- Officially licensed by the MLB
- Officially licensed by the MLB
Mike Olt, now with triple-A Round Rock, is not exactly having the kind of start he or the Rangers were hoping for. Whatever value he might have had eight months ago is all but gone.
If anyone thinks Texas can include him in a trade package and get the kind of return they could have gotten, you might want to think again. In fact, you might want to aim a little lower than most were aiming when Mike Olt’s name first came up in trade rumors last season.
Everyone wants to talk about Texas doing their homework and digging around for a package that could entice the Miami Marlins to part with young outfielder Giancarlo Stanton.
Unless Perez comes back from his spring training injury and proves he is what GM Jon Daniels and others believed he could have been, and unless Olt improves upon his 4-for-37 (.111) start to the season, that package will only make Miami laugh the Rangers right out of the war room.
You always trade players when their value is at its peak. Most, myself included, said the same line about Elvis Andrus at the end of last season before the Rangers decided they wanted to keep the young shortstop around for the foreseeable future.
When the July trade deadline came around, I thought for sure Texas would have no choice but to trade Mike Olt. There was no room for him on the big league roster and, according to reports, there were plenty of teams calling about his availability.

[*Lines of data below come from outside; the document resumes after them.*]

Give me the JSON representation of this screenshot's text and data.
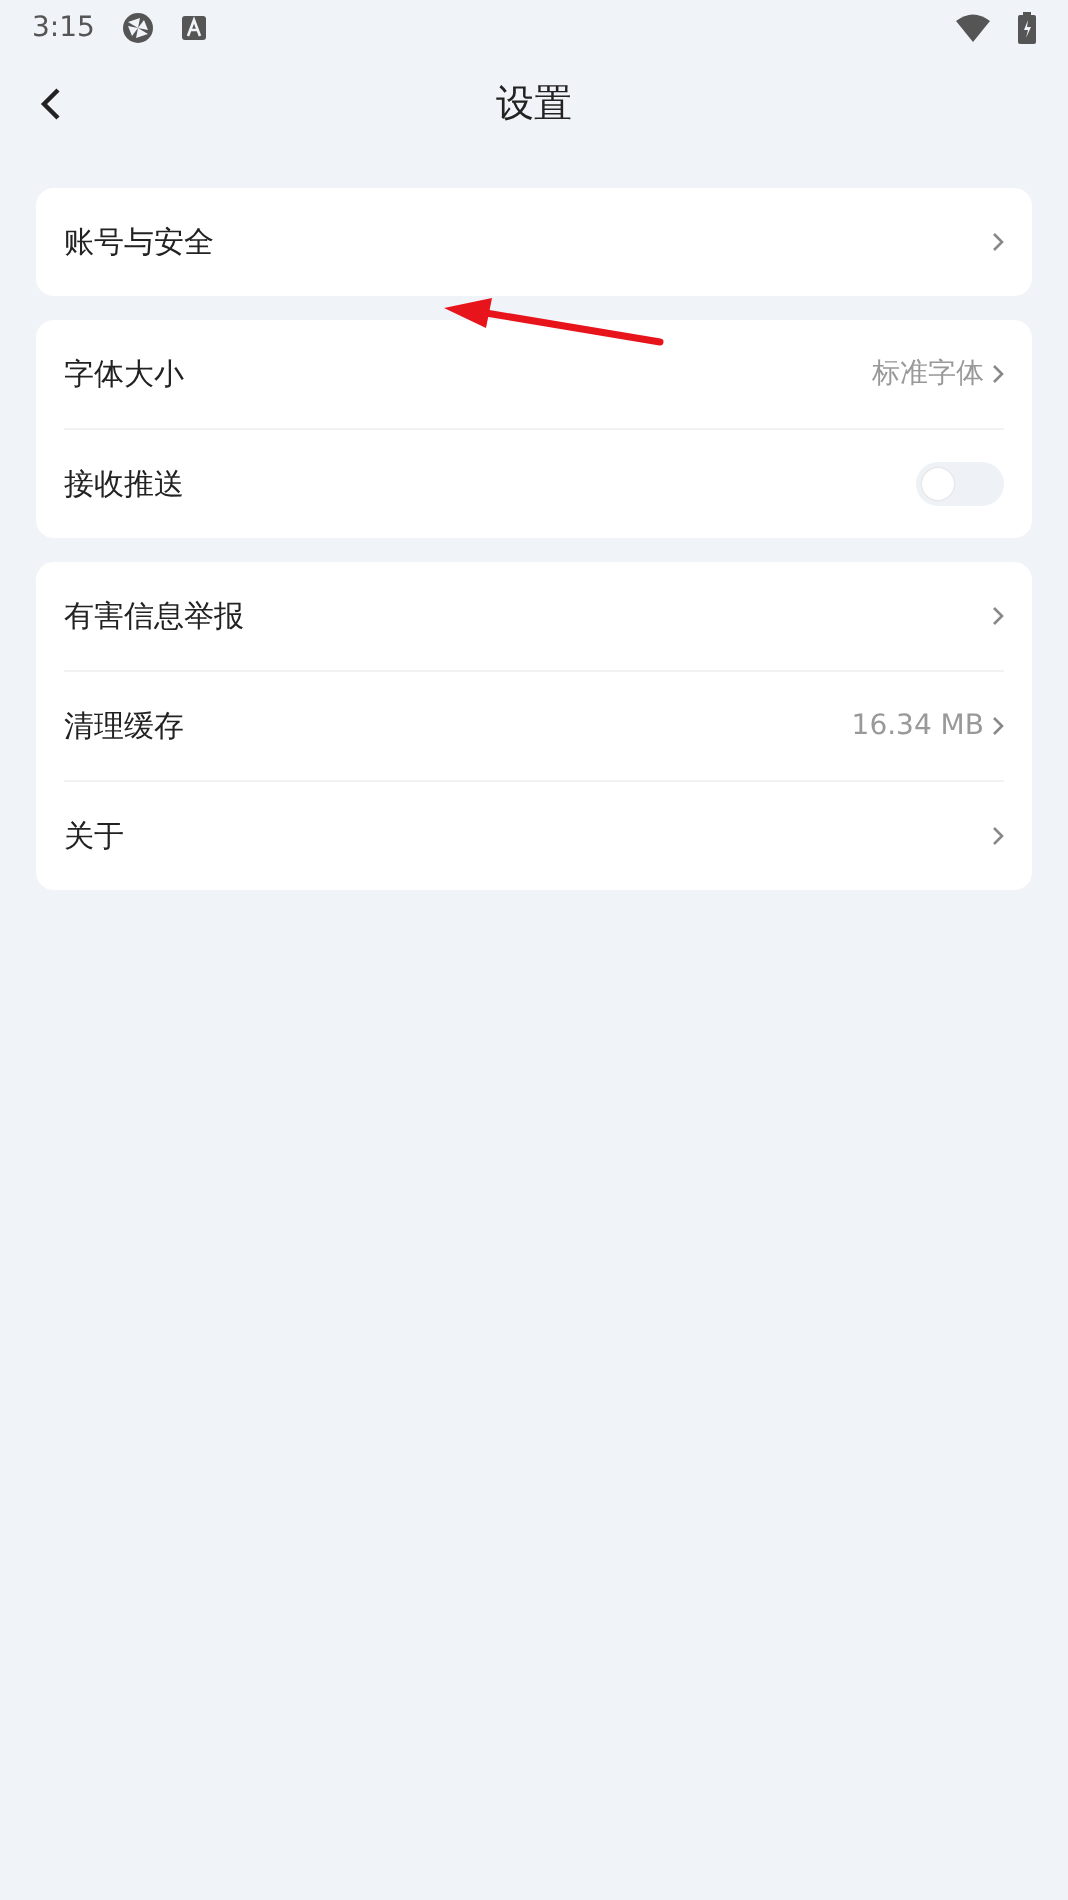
{
  "status_bar": {
    "time": "3:15"
  },
  "header": {
    "title": "设置"
  },
  "groups": [
    {
      "rows": [
        {
          "kind": "link",
          "label": "账号与安全"
        }
      ]
    },
    {
      "rows": [
        {
          "kind": "link",
          "label": "字体大小",
          "value": "标准字体"
        },
        {
          "kind": "toggle",
          "label": "接收推送",
          "on": false
        }
      ]
    },
    {
      "rows": [
        {
          "kind": "link",
          "label": "有害信息举报"
        },
        {
          "kind": "link",
          "label": "清理缓存",
          "value": "16.34 MB"
        },
        {
          "kind": "link",
          "label": "关于"
        }
      ]
    }
  ]
}
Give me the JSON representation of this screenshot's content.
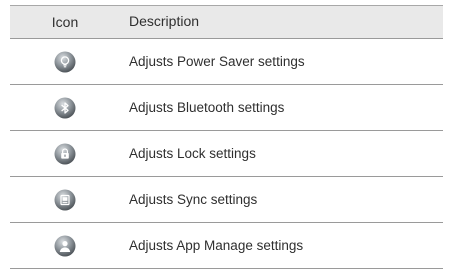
{
  "table": {
    "headers": {
      "icon": "Icon",
      "description": "Description"
    },
    "rows": [
      {
        "icon": "power-saver-icon",
        "description": "Adjusts Power Saver settings"
      },
      {
        "icon": "bluetooth-icon",
        "description": "Adjusts Bluetooth settings"
      },
      {
        "icon": "lock-icon",
        "description": "Adjusts Lock settings"
      },
      {
        "icon": "sync-icon",
        "description": "Adjusts Sync settings"
      },
      {
        "icon": "app-manage-icon",
        "description": "Adjusts App Manage settings"
      }
    ]
  },
  "colors": {
    "header_bg": "#e9e9e9",
    "divider": "#9a9a9a",
    "icon_gradient_top": "#c7ccd0",
    "icon_gradient_bottom": "#5e646a"
  }
}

Not trading him could only mean the young infielder was going to be the next best thing. If he wasn’t, why hang on to him at all?
Do the Rangers still believe that? Are they naïve to think so?
If Mike Olt’s value continues to plummet, it just means Texas will have to use other prospects in a deal for Stanton. Prospects this front office really hoped not to have to use in any sort of a deal. But the decision not to trade him when they got the chance seems to have backfired.
That’s not to say other teams don’t hold a certain level of interest in him, I just have to wonder if Miami sees the same thing the rest of us are seeing to this point. While Stanton certainly isn’t off to the best start to the 2013 season, teams know exactly what this young man is capable of, and they also know he would love to get himself away from the franchise that hasn’t exactly been honest with its players.
Front offices make decisions like this every year. They take a calculated risk on trading, or not trading, certain players. They don’t want to trade Mike Olt somewhere and watch him become exactly what they thought he would become. They don’t want to watch him become a star in someone else’s uniform and end up looking back at a “what might have been” scenario.
The way things are going just a month into the season, the Rangers’ front office might be looking back and saying to themselves, “maybe we should have traded him when we had the chance.”
With just over two months to go until the trade deadline, it’s only a matter of time until we find out just what kind of mistake not trading Mike Olt was. Or maybe we find out Texas knew what they were doing all along.